The odds never quite seem to be in our favor here on Earth.
Scientists have been studying an asteroid named Bennu for months and just came to a brand new conclusion regarding the hurtling piece of rock.
New Odds for Bennu
As it turns out, there’s actually a greater chance than previously thought that the asteroid will collide with Earth. The odds have changed from 1-in-2,700 to now 1-in-1,750. The collision likely wouldn’t happen until the next century or two either, meaning it would appear long after everyone currently on Earth is dead. These odds are calculated for the asteroid hitting Earth between now and the year 2300.
According to AP News, although the odds have changed, scientists don’t really see it as a cause of alarm. “We shouldn’t be worried about it too much,” said Davide Farnocchia, a scientist that works with NASA’s Earth Object Studies at the Jet Propulsion.
In fact, the more information we have, the better off we may be. Scientists now have a better understanding of Bennu’s path than they did before, many thanks to the Osiris-Rex spacecraft. If it were to ever come down to it, scientists would be able to give humanity one last fighting chance.
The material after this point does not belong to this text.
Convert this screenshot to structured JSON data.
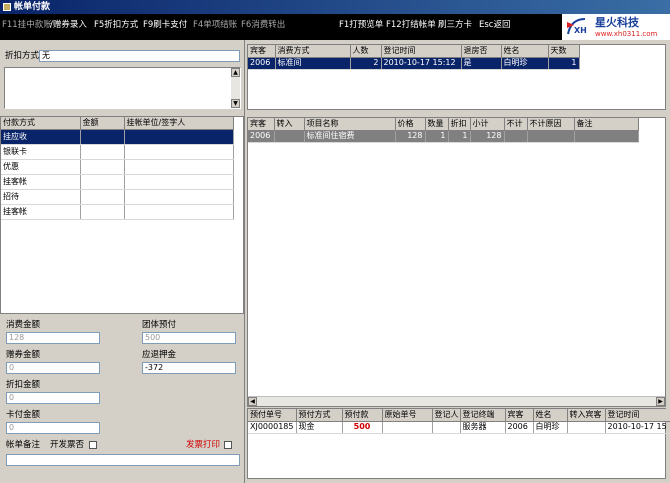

This spacecraft is currently on a long journey back home. The spacecraft took samples from the massive asteroid, which continues to be regarded as one of the most potentially hazardous known to us here on Earth. The actual samples, however, aren’t going to touch down until 2023.
The spacecraft has been investigating the asteroid for about two and a half years. The data will help scientists understand the orbital path of the one-third of a mile in diameter asteroid. To put that into perspective, the asteroid is wider than the Empire State Building’s height.
The Future with the Asteroid
Future humans, if there are any, will hear more about this asteroid in 2135. This is when it’s anticipated to have an extremely close encounter with Earth. However, the official date of asteroid collision scientists have pinpointed is September 24, 2182.
The asteroid doesn’t quite have the power to wipe out all living things, such as back in the dinosaur glory days. Instead, it would create an area of devastation about 100 times the size of the crater.
It’s all a lot of unknowns and what-ifs, especially since the future of science, humanity, and so much else is terribly hard to predict. People on social media were quick to make jokes or dark observations about the asteroid’s possible collision.
According to NPR, there is currently a 99.4% probability rate that Bennu is not on a collision path.
One person wrote, “That’s in 279 years time. Who’s to say Earth will still be in existence by then.” While someone else simply said, “rooting for the asteroid.”
While we may know a lot about Bennu, the universe likely has more stored away that we know nothing about.
“An object Bennu’s size impacting in the Eastern Seaboard states would pretty much devastate things up and down the coast. We now know a lot about Bennu, but what about what else is out there?” Lindley Johnson, the planetary defense officer at NASA’s Planetary Defense Coordination Office, said to NPR.